_Aim of the task_
Could you report every line of the listing below that holds the word "grupo"?

_Data for this task_

⁂

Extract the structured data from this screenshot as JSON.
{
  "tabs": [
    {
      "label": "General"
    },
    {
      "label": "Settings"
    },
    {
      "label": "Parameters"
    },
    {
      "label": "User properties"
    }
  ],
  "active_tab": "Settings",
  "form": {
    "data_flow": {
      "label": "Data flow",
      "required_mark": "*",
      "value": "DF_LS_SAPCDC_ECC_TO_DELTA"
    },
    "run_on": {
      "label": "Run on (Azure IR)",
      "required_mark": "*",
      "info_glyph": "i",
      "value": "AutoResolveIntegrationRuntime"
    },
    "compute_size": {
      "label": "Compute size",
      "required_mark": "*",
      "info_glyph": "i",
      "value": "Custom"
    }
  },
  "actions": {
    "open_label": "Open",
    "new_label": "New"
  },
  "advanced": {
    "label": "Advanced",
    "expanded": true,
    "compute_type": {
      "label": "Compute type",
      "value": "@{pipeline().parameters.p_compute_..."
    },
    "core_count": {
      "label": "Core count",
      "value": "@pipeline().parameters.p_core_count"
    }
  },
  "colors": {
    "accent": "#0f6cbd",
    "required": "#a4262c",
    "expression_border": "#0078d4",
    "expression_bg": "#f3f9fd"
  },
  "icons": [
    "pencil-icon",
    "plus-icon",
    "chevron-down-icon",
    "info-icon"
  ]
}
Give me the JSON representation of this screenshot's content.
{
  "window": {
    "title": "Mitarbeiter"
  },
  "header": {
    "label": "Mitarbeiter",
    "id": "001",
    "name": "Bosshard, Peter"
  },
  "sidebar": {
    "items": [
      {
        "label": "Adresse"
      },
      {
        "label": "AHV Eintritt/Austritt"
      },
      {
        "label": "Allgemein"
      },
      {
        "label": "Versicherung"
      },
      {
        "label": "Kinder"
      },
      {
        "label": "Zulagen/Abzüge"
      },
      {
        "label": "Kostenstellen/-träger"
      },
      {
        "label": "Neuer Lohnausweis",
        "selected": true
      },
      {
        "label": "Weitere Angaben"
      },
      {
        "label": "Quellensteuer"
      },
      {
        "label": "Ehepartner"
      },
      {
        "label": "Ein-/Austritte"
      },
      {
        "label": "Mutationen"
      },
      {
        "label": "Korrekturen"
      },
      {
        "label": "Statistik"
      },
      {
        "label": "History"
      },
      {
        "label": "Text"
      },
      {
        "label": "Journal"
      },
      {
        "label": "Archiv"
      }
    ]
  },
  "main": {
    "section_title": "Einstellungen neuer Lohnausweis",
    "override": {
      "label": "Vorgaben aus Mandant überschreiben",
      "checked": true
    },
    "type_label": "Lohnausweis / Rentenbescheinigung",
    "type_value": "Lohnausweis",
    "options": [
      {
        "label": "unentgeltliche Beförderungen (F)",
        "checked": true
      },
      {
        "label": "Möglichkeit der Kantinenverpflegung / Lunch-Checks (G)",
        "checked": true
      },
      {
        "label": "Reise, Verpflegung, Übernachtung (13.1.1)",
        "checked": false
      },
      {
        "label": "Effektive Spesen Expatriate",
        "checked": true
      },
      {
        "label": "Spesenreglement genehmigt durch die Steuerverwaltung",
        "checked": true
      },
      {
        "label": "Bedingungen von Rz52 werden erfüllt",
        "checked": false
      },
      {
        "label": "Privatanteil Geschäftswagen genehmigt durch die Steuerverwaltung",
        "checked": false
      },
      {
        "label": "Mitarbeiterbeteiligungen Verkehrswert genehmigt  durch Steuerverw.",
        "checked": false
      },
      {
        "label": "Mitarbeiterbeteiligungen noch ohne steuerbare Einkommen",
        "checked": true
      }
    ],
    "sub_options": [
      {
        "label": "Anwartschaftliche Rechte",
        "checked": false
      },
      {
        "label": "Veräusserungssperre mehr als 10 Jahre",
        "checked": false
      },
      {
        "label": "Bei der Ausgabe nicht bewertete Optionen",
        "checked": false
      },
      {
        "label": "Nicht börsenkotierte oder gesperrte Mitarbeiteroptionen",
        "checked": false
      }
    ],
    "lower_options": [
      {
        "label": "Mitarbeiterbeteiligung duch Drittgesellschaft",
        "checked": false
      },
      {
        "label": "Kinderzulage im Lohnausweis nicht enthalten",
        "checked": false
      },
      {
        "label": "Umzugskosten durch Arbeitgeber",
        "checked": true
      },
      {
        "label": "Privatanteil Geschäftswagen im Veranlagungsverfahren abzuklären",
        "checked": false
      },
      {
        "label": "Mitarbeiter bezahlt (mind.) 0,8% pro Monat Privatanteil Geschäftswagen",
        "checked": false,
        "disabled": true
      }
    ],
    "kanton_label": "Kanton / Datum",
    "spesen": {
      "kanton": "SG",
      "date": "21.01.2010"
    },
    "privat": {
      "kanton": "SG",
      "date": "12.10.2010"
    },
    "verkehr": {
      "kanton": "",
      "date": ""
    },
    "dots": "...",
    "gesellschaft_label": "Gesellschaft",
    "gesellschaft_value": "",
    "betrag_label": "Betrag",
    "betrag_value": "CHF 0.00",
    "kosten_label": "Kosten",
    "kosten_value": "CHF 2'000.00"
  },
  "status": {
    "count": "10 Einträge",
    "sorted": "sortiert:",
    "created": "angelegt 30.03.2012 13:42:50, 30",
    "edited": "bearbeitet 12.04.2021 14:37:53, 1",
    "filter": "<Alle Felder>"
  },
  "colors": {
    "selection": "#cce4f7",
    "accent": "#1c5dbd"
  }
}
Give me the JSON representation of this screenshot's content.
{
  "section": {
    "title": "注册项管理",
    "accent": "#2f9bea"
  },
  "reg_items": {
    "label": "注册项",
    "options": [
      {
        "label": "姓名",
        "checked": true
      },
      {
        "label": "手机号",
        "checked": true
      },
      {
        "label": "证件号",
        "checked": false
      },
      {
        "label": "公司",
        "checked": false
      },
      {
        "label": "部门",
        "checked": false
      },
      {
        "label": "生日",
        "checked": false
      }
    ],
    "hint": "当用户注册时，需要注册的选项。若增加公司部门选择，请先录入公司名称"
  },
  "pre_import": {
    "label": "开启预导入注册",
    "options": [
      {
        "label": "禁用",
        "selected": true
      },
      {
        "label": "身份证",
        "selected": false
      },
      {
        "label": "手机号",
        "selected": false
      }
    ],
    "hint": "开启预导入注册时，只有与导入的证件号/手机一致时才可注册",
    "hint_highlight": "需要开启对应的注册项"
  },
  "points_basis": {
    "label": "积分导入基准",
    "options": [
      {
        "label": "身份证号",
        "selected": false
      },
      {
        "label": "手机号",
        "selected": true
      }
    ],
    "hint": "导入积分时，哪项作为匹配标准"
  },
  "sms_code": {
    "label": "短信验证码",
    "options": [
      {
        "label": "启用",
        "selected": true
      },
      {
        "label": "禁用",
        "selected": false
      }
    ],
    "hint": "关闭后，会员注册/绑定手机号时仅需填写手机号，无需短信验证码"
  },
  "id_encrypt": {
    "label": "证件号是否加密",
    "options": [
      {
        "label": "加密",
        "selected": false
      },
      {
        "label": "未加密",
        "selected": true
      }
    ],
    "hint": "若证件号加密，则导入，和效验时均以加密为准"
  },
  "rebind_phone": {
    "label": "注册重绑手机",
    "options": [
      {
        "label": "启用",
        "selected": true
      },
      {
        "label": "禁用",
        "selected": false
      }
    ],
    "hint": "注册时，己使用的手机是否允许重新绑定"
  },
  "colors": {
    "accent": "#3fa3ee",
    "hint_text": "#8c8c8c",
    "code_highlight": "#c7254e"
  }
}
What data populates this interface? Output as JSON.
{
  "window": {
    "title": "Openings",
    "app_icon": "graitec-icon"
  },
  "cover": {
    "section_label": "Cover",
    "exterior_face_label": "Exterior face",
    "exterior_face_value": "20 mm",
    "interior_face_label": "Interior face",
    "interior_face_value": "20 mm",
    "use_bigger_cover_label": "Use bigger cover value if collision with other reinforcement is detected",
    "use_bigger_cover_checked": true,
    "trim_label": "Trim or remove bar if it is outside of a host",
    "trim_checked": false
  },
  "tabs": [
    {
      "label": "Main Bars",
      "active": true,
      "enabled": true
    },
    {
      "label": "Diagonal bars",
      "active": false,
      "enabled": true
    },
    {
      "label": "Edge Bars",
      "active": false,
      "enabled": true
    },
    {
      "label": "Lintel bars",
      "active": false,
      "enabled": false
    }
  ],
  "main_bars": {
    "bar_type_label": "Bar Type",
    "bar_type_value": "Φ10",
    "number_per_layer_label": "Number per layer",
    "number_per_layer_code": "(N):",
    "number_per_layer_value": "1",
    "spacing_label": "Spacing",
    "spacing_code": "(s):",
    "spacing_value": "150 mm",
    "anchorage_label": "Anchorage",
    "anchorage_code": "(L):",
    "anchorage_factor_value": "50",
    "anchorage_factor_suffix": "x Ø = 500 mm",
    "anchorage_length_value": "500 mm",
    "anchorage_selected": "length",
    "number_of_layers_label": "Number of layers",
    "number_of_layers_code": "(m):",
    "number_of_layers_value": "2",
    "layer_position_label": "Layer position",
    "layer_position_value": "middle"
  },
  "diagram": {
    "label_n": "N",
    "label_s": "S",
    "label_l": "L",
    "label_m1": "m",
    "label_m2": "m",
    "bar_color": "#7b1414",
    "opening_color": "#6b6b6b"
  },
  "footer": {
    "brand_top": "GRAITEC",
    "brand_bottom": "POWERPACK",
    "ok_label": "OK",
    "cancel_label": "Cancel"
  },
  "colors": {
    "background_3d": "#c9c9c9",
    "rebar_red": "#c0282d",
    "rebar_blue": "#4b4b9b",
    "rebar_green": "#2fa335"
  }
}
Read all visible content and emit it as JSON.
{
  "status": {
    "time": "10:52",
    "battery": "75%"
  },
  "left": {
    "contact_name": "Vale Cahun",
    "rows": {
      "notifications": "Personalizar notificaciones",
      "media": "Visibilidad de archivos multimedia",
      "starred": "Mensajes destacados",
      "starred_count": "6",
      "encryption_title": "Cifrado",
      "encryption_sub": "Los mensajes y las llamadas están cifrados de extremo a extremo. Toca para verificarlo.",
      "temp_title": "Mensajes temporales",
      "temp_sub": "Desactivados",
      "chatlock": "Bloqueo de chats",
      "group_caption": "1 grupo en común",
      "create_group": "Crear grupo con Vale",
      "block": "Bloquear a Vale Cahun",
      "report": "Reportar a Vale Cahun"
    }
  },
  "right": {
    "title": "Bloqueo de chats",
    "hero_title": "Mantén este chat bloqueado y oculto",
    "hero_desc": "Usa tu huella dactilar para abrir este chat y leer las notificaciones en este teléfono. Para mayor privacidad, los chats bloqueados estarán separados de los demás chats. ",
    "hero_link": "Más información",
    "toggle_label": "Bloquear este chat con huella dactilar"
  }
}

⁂

_Solution to this problem_
      "group_caption": "1 grupo en común",
      "create_group": "Crear grupo con Vale",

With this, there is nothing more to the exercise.